There is never even a breath of wind where I play my ultimate. The sun is always shining and it's always right around twenty-five degrees. The grass is lush and there are actually lines on the field that mark the end zones and sidelines. In other words, everything is perfect. That's why I can throw a pinpoint hammer from anywhere to anywhere on the field.
But this past Sunday I got a chance to see what I've been missing out on. I watched some games at Tournament of Fools at Dalhousie University in Halifax. There was a steady forty-kilometre-per-hour wind blowing and it rained almost half the time. And it was there that I witnessed some of the most beautiful ultimate I have ever seen.
I'm used to turnovers being rare. But I saw one team that was able to generate turnovers by seemingly doing nothing! Their defenders looked like they were just standing around, but then all of a sudden the other team would throw the disc straight into the ground or way up in the air where it would sail off into oblivion. I couldn't really understand what was happening but some of my fellow spectators explained that this team was so skilled it was actually able to use the wind to its advantage.

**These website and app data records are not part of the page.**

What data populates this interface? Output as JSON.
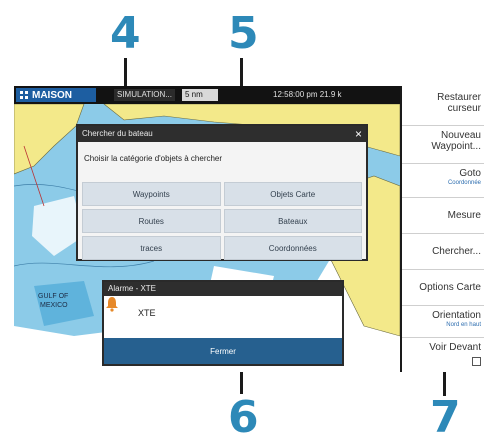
{
  "callouts": {
    "c4": "4",
    "c5": "5",
    "c6": "6",
    "c7": "7"
  },
  "status_bar": {
    "home_label": "MAISON",
    "simulation": "SIMULATION...",
    "speed": "5 nm",
    "time": "12:58:00 pm   21.9 k"
  },
  "search_dialog": {
    "title": "Chercher du bateau",
    "close_icon": "×",
    "prompt": "Choisir la catégorie d'objets à chercher",
    "buttons": [
      "Waypoints",
      "Objets Carte",
      "Routes",
      "Bateaux",
      "traces",
      "Coordonnées"
    ]
  },
  "alarm_dialog": {
    "title": "Alarme - XTE",
    "message": "XTE",
    "close_label": "Fermer",
    "icon": "warning-bell-icon"
  },
  "map": {
    "gulf_label": "GULF OF MEXICO"
  },
  "side_menu": {
    "items": [
      {
        "label": "Restaurer curseur",
        "sub": ""
      },
      {
        "label": "Nouveau Waypoint...",
        "sub": ""
      },
      {
        "label": "Goto",
        "sub": "Coordonnée"
      },
      {
        "label": "Mesure",
        "sub": ""
      },
      {
        "label": "Chercher...",
        "sub": ""
      },
      {
        "label": "Options Carte",
        "sub": ""
      },
      {
        "label": "Orientation",
        "sub": "Nord en haut"
      },
      {
        "label": "Voir Devant",
        "sub": ""
      }
    ]
  },
  "colors": {
    "callout": "#2d89b8",
    "land": "#f3e98a",
    "water": "#7ec4e6",
    "deep_water": "#ffffff",
    "accent": "#26608f"
  }
}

So then I wondered if the other teams would be able to use the wind to their advantage on defence too. It turned out that sometimes they could, but other times this one team was so clever that they would heave a huge huck into the air, where it would float around randomly seemingly forever, and finally come down into the waiting arms of one of their players! It was quite something to behold.
So I'm thinking I've had about enough of my ultimate world, where hard cuts and precision throws rule the day. Give me some nasty atmospheric elements to contend with, and I'll switch it right around on them. It's just a more creative, more aesthetically-pleasing game.

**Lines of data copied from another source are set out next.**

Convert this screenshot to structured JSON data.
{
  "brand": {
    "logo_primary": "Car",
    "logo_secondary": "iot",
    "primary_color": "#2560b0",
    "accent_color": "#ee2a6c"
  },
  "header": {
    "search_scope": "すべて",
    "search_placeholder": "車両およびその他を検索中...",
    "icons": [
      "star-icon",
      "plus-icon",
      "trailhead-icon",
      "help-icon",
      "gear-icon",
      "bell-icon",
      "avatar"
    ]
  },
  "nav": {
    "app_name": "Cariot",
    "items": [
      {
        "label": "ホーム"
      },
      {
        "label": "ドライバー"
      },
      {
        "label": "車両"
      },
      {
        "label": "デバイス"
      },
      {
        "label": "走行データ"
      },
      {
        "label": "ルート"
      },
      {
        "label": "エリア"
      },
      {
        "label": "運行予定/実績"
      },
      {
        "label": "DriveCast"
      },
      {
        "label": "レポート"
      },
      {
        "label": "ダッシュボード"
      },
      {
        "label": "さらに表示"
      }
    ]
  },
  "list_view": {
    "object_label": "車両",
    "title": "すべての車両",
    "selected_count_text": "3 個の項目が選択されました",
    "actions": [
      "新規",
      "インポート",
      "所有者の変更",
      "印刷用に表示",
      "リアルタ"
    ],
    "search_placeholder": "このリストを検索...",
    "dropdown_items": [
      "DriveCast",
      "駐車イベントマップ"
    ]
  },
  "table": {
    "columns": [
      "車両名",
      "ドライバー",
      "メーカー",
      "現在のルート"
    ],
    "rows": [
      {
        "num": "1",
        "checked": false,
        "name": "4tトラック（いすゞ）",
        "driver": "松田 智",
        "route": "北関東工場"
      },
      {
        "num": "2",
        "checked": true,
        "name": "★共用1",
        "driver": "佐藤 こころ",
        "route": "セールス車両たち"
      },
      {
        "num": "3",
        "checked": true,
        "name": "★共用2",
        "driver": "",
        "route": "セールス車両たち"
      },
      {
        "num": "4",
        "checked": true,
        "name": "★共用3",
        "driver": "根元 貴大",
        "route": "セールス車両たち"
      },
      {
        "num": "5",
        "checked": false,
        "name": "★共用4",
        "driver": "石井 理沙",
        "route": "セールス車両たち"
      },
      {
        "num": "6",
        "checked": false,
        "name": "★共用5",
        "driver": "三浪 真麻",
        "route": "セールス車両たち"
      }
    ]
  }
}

That's the view from here, keep on huckin'!
Wultimate is one of the players in the smash hit computer game from Infiniversal Software that bears his name. The View from a Simulated Ultimate World is a regularly recurring feature in Broken! Magazine.